Council supports Home Rule Petition to allow Mayoral appointments
The Boston City Council on Wednesday, September 13, voted to pass the Home Rule Petition, which will give Mayor Martin Walsh the power to appoint members to vacant or expired seats on certain city boards and commissions if the relevant nominating entity fails to submit names within 90 days of notification of the vacancy.
The legislation also adds a residency requirement for boards and commissions that do not already include one, and will have a council confirmation on all appointees.
The boards affected by the petition includes Boston Arts Commission, Back Bay Architectural Commission, Beacon Hill Architectural Commission, Boston Landmarks Commission, Boston Housing Authority Monitoring Committee, Freedom Trail Commission, Boston Zoning Commission, and the Boston Zoning Board of Appeal.
The Boston School Committee Nominating Panel, which was on the original list of boards will not be included.

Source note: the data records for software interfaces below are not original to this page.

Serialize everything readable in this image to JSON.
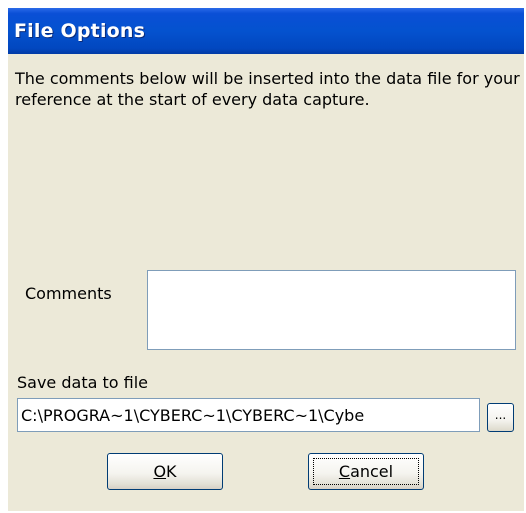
{
  "window": {
    "title": "File Options"
  },
  "description": "The comments below will be inserted into the data file for your reference at the start of every data capture.",
  "comments": {
    "label": "Comments",
    "value": ""
  },
  "save_file": {
    "label": "Save data to file",
    "path": "C:\\PROGRA~1\\CYBERC~1\\CYBERC~1\\Cybe",
    "browse_label": "..."
  },
  "buttons": {
    "ok": {
      "accel": "O",
      "rest": "K"
    },
    "cancel": {
      "accel": "C",
      "rest": "ancel"
    }
  },
  "colors": {
    "title_bar": "#0452CF",
    "dialog_face": "#ECE9D8",
    "field_border": "#7F9DB9",
    "button_border": "#003C74"
  }
}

There are currently 37 holdovers, the longest dating as far back as 2004. This Home Rule Petition would address the holdover problem by putting a limitation of the time allowed for nominations before appointment.
It will move to the State House for final approval.
O’Malley calls for a hearing to discuss extreme weather events
With extreme weather events becoming increasingly more common as a result of climate change, Boston City Councilor Matt O’Malley has asked the Boston City Council to have a hearing to evaluate Boston’s preparation, physical protective infrastructure, and local response for preparing and reacting to a catastrophic weather event.
O’Malley pointed out that in the last seven years there have been 14, once in a 100-years events and since that time it has increased to 16. Over the last 10-day period there have been two category 4 hurricanes come to the United States – never before have there been two category 4 hurricanes in the same year.
O’Malley asked that the Boston City Council discuss having annual or bi-annual meetings to check with the relative departments to see how the city is preparing or trying to mitigate future extreme weather events.
“I know that we have evacuation routes – I’m not sure where they go but I know one goes to Dedham and the other Brookline – but we need to talk about what our plan is,” said O’Malley. “I’m not looking to politicize this but we need to check in periodically to make sure we are prepared. Until this country gets its act together on climate change we are going to see more Irma’s, Katrina’s and Sandy’s and so forth.”
Wu files “Right to Charge” Ordinance
Boston City Council President Michelle Wu filed an ordinance, which would codify the right of Boston residents to install personal electric vehicle charging stations.
“Across the country, we are seeing the devastating impacts of super storms made more destructive and more frequent by climate change,” said Wu. “It is more important than ever that our residents should be able to take advantage of every tool available to reduce their carbon footprint.”
Under the ordinance, property owners would be allowed to install an electric vehicle charging station without condominium or homeowners’ associations banning or placing unreasonable regulations on the stations.
The ordinance will spell out the rights and responsibilities of station owners, including paying for installation and electricity costs, repairing and damages to common areas caused by the station, and disclosing the existence to potential buyers.
Transportation is responsible for about 30 percent of greenhouse gas emission said Wu, and electric vehicles are one tool that Bostonians are embracing to reduce their carbon footprint. Electric vehicles produce half of the greenhouse gas emissions traditional fuel cars use and as the utility grid becomes greener so will electric vehicles said Wu.
At the hearing, Wu said that many people view electric vehicle market as a luxury item but through the work of scientists it is thought that within the next couple of years it will be more cost effective.
“As residents begin getting rid of their fuel cars and change to electric cars, how will they fuel them throughout the City with no where to charge?” asked Wu. “It’s like the chicken and the egg cycle – the City is hesitant to install new charging systems if we don’t see a demand for them.”
Wu said, as a bicyclist herself, the City will remain committed to providing other modes of transportation along with Vision Zero and other safe street concerns.
“This is just another step we need to take to fight climate change,” said Wu.
The matter was sent to the Committee on Government Operations.